The data shows that while community transmission is trending down in most health regions, there is likely to be an increase in hospitalizations over the next week or two.

This, according to Henry, is due to a lag between the peak of community transmission and the peak of hospitalizations during the Omicron wave, as evidenced by other parts of the country like Ontario and Quebec where the variant arrived earlier. .

“We think we hit the peak of community transmission in British Columbia probably last weekend,” Henry said.

The latest COVID-19 modeling shows that community transmission of the Omicron variant has likely already peaked in the Lower Mainland. (British Columbia Ministry of Health)
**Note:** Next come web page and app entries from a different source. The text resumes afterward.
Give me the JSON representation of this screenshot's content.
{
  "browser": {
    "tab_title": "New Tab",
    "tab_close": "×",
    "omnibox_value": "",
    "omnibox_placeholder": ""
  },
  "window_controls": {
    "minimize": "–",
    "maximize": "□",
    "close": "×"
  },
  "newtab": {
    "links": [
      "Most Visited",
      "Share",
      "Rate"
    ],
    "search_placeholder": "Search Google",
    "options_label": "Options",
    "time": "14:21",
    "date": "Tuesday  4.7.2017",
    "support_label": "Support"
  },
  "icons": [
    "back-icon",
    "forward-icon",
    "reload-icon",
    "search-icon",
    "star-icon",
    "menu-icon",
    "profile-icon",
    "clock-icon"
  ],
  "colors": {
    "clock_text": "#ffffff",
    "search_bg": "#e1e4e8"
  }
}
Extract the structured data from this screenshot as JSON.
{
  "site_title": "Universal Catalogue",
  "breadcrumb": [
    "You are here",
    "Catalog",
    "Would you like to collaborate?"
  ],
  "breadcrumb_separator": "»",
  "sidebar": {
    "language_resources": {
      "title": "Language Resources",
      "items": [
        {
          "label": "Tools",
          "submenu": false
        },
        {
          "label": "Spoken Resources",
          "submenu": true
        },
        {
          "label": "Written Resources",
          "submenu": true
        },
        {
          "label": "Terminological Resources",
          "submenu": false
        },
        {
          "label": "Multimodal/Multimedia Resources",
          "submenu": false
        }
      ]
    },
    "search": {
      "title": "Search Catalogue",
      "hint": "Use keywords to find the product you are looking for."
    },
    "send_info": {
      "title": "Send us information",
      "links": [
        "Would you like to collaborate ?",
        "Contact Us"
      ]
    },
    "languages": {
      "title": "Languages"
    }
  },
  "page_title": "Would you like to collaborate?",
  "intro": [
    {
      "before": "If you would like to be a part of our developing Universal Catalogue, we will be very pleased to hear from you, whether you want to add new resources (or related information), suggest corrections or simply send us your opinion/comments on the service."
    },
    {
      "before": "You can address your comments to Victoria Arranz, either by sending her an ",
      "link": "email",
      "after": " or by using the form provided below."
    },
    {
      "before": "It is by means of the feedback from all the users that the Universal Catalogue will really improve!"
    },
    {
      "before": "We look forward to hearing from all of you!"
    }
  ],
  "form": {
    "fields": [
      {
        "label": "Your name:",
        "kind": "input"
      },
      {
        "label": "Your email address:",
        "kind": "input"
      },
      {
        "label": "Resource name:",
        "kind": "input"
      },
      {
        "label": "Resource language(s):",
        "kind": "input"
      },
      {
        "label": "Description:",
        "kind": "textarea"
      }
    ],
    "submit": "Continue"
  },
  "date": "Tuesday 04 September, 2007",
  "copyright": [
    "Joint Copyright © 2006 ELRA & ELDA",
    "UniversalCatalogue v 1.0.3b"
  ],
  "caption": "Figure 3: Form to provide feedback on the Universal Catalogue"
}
She said the variant arrived in Vancouver Coastal Health, Fraser Health and Island Health areas first and community spread is now starting to slow in those areas. Henry expects the Northern Health and Interior Health regions to follow suit shortly, as the variant has taken longer to reach those areas.

British Columbia health officials also recently looked at sewage samples that Henry says support the prediction that Omicron transmission likely peaked in the Lower Mainland in the first week. of January.

WATCH | Dr. Bonnie Henry explains why health officials think hospital admissions are about to drop:

Transmission of Omicron is decreasing in British Columbia, modeling shows – but hospitalizations have yet to peak

COVID-19 hospital admissions expected to peak next week, says Dr Henry

BC’s provincial health officer says modeling suggests daily hospital admissions are expected to peak between January 15 and 22, depending on the rate of community transmission. 1:10

On Thursday, two weeks into January, the province reported more people hospitalized than at any other time during the pandemic, showing the lag between community spread and hospital admission.

As of Thursday, 534 people in British Columbia were hospitalized with COVID-19 — more than at any other time during the pandemic — including 102 in intensive care, as the province reported seven more deaths from the disease.

Who’s in the hospital?

Henry said there had been a “significant increase” in the number of people aged 70 and over being admitted to hospital in January, largely due to the Omicron variant, although Delta also continued to circulate in Province.

The increase is concerning, Henry said, because age is still the strongest risk factor for illness or death from COVID.

Health Minister Adrian Dix said there are still 53,000 people over the age of 70 who have received an invitation to book a booster but have yet to do so.

Transmission of Omicron is decreasing in British Columbia, modeling shows – but hospitalizations have yet to peak
Henry says a person is 12 times more likely to end up in hospital with COVID-19 if they are not vaccinated. (British Columbia Ministry of Health)

“Now is the time,” he said, and urged anyone who has not been vaccinated to get vaccinated now.

According to Henry, 70% of people in intensive care this month, mostly infected with the Omicron variant, were unvaccinated and two-thirds of people who died in 2022 were unimmunized. About 17% of British Columbians are still unvaccinated.

Henry also noted a worrying trend in the number of young people admitted to hospital this year so far, including nine admissions this week for children under the age of four who are too young to be vaccinated.

Health care capacity issues

“It’s an extremely challenging time,” Dix said of Omicron’s impact on health care in the province.

The projected peak in hospitalizations comes when roughly double the number of healthcare workers are reporting themselves sick.

Henry said the data shows the projected spike in hospitalizations will run from Jan. 15 to Jan. 22.

“The peak is coming,” she said.

In December, a report by an independent COVID-19 modeling group said hospitalizations from the Omicron-fueled fifth wave in British Columbia would reach unprecedented highs around mid-January.

The latest information shows that Omicron replaced the Delta variant as the main driver of infections in the community and in hospitals in less than six weeks, which is consistent with data from around the world.